## GOAL OF THE EXERCISE
Count how many lines in the entries below hold "footer". Only the number belongs in the answer.

## TASK INPUTS
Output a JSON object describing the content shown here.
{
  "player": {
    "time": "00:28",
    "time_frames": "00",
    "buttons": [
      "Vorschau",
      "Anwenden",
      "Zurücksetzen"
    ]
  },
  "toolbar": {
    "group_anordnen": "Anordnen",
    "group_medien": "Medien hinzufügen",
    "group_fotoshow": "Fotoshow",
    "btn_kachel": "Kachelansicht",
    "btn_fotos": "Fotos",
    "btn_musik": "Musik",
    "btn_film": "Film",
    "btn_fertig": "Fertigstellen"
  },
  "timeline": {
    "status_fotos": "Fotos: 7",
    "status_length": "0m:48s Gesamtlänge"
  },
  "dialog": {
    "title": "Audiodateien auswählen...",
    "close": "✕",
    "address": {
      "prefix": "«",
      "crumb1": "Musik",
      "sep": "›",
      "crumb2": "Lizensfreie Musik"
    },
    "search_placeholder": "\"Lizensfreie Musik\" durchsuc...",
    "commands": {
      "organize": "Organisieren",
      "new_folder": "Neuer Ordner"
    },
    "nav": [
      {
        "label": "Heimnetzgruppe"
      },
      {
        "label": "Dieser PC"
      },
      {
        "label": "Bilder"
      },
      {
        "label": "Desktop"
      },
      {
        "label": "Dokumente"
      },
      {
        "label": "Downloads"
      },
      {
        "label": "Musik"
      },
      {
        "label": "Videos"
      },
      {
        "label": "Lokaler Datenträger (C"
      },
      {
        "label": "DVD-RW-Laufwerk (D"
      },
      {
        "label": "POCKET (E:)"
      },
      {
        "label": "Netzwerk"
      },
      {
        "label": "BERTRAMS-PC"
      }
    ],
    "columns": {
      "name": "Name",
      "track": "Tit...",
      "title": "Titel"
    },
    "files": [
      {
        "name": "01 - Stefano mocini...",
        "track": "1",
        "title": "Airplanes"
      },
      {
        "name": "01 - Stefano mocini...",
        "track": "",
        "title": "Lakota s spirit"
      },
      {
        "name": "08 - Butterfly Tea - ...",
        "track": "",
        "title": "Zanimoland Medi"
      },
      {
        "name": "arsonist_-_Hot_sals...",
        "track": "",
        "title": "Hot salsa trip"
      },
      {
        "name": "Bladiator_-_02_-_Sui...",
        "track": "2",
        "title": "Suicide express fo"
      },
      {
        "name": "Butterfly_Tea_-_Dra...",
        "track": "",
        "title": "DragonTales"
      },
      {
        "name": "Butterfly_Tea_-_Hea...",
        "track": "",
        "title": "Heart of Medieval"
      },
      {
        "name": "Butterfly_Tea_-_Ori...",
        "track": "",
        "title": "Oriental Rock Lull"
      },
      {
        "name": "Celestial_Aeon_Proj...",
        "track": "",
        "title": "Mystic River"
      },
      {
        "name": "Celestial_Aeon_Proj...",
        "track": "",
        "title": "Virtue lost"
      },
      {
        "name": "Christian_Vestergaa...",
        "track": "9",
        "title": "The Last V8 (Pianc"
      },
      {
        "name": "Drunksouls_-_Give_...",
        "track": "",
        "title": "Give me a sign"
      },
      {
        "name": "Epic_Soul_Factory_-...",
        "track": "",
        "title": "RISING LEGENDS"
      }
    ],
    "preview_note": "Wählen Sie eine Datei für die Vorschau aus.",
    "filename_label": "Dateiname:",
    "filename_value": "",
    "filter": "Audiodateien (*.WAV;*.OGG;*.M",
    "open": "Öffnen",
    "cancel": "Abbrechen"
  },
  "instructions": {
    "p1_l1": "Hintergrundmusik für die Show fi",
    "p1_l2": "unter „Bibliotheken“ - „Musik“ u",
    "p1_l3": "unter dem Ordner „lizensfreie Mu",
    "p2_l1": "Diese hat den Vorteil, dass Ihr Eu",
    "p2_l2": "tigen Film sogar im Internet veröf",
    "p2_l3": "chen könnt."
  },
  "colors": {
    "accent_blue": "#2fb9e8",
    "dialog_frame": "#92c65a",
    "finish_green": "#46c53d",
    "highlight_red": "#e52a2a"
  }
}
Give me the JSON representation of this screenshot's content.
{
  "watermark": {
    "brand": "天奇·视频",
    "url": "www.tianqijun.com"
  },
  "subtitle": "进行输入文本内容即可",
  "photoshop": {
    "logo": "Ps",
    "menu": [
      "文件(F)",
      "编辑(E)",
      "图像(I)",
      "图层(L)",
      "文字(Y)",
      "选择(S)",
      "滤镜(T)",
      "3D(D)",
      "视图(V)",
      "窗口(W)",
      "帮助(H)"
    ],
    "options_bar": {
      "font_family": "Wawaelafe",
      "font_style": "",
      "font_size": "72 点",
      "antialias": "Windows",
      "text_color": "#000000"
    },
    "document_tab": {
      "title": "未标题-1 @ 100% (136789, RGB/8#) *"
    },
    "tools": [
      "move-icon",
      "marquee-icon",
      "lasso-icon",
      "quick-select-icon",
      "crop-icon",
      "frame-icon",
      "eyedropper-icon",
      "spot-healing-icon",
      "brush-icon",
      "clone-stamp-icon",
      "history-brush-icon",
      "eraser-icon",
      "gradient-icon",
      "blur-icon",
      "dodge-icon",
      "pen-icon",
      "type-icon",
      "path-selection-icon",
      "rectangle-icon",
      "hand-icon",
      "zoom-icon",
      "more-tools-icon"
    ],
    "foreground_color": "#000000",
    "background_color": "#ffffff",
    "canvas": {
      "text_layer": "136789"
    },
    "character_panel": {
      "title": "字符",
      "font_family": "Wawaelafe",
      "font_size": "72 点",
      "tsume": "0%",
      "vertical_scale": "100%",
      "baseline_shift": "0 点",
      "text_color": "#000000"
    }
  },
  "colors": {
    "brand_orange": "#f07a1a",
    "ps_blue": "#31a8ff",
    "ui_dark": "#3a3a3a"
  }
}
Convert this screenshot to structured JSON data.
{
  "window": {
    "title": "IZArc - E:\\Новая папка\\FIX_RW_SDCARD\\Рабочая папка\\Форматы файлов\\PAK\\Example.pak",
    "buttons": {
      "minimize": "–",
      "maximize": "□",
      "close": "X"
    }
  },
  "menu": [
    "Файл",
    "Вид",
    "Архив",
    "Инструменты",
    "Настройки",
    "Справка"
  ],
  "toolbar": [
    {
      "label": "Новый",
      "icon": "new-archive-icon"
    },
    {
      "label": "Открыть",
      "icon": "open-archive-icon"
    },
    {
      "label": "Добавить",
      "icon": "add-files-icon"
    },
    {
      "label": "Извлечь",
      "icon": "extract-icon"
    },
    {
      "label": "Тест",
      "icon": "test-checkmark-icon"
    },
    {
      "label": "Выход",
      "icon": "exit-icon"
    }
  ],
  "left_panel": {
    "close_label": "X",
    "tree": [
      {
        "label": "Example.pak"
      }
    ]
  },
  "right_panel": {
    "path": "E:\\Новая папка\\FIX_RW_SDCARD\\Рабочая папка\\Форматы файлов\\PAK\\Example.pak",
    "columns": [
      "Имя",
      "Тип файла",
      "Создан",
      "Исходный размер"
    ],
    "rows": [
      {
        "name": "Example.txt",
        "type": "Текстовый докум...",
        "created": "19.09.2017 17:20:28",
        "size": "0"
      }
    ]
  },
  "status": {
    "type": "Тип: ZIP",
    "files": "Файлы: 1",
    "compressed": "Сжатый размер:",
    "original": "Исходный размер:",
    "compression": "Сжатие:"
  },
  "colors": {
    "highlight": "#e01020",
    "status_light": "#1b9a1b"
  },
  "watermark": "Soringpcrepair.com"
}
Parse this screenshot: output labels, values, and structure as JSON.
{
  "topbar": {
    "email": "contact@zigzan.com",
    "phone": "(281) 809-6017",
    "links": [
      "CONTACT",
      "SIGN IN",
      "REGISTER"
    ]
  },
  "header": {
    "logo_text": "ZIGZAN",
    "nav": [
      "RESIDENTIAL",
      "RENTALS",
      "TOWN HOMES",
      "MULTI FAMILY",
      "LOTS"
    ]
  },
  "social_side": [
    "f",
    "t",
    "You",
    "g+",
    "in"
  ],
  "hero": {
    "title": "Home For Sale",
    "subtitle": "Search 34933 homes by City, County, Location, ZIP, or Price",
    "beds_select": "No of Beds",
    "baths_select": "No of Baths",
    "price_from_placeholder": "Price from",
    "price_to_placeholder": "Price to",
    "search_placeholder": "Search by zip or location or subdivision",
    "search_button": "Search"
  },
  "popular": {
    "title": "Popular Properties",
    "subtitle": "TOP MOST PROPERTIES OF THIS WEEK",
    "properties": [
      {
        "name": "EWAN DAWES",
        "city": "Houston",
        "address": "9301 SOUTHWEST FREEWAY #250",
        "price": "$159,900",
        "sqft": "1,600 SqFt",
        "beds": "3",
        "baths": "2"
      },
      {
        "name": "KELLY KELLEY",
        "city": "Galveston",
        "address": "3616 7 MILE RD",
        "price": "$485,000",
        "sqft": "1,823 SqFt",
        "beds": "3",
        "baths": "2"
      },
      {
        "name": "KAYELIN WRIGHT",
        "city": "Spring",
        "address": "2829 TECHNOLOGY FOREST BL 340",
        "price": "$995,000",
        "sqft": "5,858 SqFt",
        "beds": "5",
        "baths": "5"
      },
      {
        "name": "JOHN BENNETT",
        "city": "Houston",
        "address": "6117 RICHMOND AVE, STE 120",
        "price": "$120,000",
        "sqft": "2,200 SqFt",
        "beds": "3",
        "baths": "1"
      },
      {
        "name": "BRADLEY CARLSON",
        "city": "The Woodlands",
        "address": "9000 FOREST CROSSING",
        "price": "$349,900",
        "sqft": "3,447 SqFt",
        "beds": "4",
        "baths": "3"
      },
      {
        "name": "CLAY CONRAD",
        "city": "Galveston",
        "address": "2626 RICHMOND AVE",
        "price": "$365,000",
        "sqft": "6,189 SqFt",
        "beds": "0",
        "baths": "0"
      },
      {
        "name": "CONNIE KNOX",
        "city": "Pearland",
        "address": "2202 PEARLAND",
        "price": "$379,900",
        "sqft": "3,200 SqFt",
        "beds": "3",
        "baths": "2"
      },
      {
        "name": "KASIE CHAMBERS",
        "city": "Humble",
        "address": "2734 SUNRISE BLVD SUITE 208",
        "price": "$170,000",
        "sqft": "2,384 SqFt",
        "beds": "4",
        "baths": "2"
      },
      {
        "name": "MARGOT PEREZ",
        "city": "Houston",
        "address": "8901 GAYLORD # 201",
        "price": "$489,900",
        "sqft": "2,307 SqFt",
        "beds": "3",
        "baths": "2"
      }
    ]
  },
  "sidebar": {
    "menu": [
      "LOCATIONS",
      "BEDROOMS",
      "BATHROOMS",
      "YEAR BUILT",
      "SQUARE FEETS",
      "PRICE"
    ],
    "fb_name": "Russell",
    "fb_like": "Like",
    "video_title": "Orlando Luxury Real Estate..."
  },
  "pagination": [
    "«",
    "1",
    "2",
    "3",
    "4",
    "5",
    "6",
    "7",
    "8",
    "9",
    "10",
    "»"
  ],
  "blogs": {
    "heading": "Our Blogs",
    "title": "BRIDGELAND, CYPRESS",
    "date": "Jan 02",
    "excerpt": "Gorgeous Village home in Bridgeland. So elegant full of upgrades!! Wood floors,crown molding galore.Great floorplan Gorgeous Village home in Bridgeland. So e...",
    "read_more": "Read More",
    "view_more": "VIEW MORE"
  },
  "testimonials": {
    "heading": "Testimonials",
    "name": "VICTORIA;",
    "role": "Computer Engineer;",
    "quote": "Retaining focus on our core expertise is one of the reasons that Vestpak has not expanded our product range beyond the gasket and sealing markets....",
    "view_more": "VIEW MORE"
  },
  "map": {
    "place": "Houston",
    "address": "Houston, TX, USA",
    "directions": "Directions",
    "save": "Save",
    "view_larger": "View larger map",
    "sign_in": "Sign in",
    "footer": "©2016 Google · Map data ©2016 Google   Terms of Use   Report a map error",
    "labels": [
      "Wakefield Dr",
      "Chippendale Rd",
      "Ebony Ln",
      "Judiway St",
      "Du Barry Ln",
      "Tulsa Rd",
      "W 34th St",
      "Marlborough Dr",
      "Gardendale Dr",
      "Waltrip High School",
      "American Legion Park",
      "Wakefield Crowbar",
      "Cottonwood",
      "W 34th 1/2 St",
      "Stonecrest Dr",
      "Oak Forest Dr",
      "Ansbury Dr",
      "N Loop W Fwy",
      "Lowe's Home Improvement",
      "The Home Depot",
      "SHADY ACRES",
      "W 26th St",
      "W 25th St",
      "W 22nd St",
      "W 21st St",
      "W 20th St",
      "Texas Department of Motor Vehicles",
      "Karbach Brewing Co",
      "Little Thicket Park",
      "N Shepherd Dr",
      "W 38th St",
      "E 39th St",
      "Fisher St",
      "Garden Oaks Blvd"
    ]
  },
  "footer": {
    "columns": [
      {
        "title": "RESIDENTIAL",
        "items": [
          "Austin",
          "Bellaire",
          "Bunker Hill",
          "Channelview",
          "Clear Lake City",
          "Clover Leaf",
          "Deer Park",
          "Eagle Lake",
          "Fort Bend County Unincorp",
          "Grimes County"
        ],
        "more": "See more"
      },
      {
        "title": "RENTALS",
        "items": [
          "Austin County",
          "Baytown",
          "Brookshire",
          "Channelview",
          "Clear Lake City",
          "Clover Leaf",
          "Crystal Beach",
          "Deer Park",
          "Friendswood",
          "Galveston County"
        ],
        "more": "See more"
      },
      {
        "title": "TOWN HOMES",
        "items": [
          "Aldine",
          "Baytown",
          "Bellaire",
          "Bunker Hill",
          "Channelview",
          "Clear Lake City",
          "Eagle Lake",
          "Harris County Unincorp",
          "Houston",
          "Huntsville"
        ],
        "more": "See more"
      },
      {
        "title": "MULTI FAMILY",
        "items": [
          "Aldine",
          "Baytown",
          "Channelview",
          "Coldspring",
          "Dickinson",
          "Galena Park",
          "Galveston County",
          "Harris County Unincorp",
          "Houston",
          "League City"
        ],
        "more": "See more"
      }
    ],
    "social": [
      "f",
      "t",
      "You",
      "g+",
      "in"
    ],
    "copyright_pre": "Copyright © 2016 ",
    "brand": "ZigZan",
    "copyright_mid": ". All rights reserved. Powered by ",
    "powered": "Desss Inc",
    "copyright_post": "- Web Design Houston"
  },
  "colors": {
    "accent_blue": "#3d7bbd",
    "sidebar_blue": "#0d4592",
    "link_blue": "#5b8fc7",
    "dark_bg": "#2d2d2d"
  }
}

## REPLY TO THE TASK
2